level generate value added, facilitating a maximum impact from investment decisions and governmentintervention. The triple helix context hence emerges at a regional level as a stakeholder forum betweenlocal businesses, education providers and administrative authorities and agencies.The paper overall defends the remit for regional development agencies as guardians of local innovationcapacity and as leading agencies for stakeholder engagement and value capture. The efficiency of regionalauthorities is projected to come from their knowledge and practice of intense triple helix interactions, asregions in the UK that have lost their regional authorities are flagged in the literature as having difficultiesin generating sustainability of knowledge transfer across the university-industry interface. The paper alsopromotes the idea that the best way to harness triple helix interactions is at the regional level ofgovernance and policy intervention, where synergies from stakeholder coalitions and spillovers emerge.The second paper by Aranguren, Guibert, Valdaliso and Wilson discusses the question of whether theregional universities and academic institutions can lead the triple helix. The authors present a detailedaccount of the academic-led evolution of triple helix interactions in the Basque country region of Spain.An important outcome from this exploration is the discussion of the complexity of the system, which theyargue requires a rationalisation of agents and clarification of roles, as well as the development of aneffective monitoring and evaluation system that facilitates learning among agents and policy-makers.This paper also focuses on the intermediation function by looking at the departmental structureestablished by Deusto University for specialised knowledge transfer under the three domains oftechnologies, social innovation and competitiveness. The case of Orkestra Institute of Competitiveness asa spin-off organisation from Deusto University is supported with evidence that the university impact ismeasured through research, publications and training courses. It is demonstrated that through theseactivities the institute has developed a broad outreach to a variety of local and global organisations,among which universities, firms, regional and local governments, local development agencies, clusterorganisations, international organisations and international governments. The paper concludes with theinsightful statement that sustainable impact from the academia engagement with regions should bepursued through sustainable funding of the lead agents.The paper by Gustavsson and Nuur explores the implementation and impact of nationwide policy onintroducing industry PhD programmes. The authors report empirical evidence for three industryuniversity initiatives involving 9 universities, 39 companies and 57 doctoral students. The three casesconfirm the strong regional affiliation between the participating universities and businesses and thepositive impact of, what the authors call, ‘dynamics of regional triple helices’. The authors refer to the7
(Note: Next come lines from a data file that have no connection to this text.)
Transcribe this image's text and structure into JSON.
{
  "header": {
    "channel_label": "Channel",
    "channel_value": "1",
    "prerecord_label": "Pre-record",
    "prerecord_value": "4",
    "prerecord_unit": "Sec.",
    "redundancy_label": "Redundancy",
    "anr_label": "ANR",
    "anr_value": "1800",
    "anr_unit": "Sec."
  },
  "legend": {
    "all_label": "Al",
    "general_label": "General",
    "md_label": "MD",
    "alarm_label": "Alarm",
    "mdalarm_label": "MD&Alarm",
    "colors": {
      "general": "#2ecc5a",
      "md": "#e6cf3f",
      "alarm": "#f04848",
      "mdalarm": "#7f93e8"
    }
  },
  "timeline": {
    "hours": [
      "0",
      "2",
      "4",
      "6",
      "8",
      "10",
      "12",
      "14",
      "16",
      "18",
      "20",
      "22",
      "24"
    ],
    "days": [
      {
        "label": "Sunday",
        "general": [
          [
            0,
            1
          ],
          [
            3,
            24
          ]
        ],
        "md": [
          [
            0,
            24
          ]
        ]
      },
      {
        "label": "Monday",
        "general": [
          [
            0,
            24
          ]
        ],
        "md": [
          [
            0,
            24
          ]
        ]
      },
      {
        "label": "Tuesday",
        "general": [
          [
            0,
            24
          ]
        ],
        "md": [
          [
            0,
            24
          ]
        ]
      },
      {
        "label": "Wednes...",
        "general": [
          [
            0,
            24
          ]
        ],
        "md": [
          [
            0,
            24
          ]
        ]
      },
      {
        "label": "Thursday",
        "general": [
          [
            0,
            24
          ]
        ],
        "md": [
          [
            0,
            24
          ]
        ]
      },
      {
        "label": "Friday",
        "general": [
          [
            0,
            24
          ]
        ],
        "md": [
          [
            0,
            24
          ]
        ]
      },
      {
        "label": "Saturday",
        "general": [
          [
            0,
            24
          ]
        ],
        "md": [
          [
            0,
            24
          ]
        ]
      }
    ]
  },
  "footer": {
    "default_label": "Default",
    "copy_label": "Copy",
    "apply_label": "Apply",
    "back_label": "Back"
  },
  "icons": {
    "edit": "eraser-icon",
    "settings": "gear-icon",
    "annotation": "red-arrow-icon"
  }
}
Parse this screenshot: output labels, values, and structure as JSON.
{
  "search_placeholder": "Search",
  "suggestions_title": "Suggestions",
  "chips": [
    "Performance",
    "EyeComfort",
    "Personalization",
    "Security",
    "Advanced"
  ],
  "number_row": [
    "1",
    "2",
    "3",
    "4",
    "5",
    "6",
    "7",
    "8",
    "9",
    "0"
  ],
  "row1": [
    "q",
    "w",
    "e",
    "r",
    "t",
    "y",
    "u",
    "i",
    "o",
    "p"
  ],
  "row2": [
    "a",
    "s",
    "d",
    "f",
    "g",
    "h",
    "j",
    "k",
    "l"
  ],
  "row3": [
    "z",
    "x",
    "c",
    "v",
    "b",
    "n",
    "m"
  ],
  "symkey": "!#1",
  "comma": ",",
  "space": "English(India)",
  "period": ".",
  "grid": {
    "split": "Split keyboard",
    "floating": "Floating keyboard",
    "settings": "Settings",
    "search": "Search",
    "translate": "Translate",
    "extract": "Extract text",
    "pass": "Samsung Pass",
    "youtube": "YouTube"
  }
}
concept of ‘endogenous regional growth paradigm’, transposing the generic concept of endogenousgrowth at a regional level. This is justified with two arguments: first, that in non-metropolitan areas,regional universities educate labour and provide skills to the local economy to a greater extent, comparedwith metropolitan universities, and second, that innovative and entrepreneurial universities can becomekey architects and drivers of regional development (Etzkowitz and Klofsten, 2005).This potential is explored by all key regional actors in Sweden as both universities and industry

regional, level is established and examined, with especial regard to regional economic development founded on innovation and research activities. The discussion on regional competitiveness lays the foundations for the exploration of contrasting environments, sectors and administrations. We offer a